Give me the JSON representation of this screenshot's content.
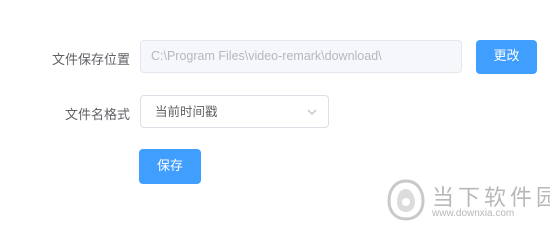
{
  "form": {
    "path_label": "文件保存位置",
    "path_value": "C:\\Program Files\\video-remark\\download\\",
    "change_button": "更改",
    "format_label": "文件名格式",
    "format_selected": "当前时间戳",
    "save_button": "保存"
  },
  "watermark": {
    "brand": "当下软件园",
    "url": "www.downxia.com"
  },
  "colors": {
    "primary": "#409eff",
    "label_text": "#606266",
    "disabled_bg": "#f5f7fa"
  },
  "icons": {
    "select_arrow": "chevron-down-icon",
    "watermark_logo": "downxia-logo-icon"
  }
}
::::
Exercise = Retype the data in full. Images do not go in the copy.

Written reply =
Give me the JSON representation of this screenshot's content.
{
  "form": {
    "path_label": "文件保存位置",
    "path_value": "C:\\Program Files\\video-remark\\download\\",
    "change_button": "更改",
    "format_label": "文件名格式",
    "format_selected": "当前时间戳",
    "save_button": "保存"
  },
  "watermark": {
    "brand": "当下软件园",
    "url": "www.downxia.com"
  },
  "colors": {
    "primary": "#409eff",
    "label_text": "#606266",
    "disabled_bg": "#f5f7fa"
  },
  "icons": {
    "select_arrow": "chevron-down-icon",
    "watermark_logo": "downxia-logo-icon"
  }
}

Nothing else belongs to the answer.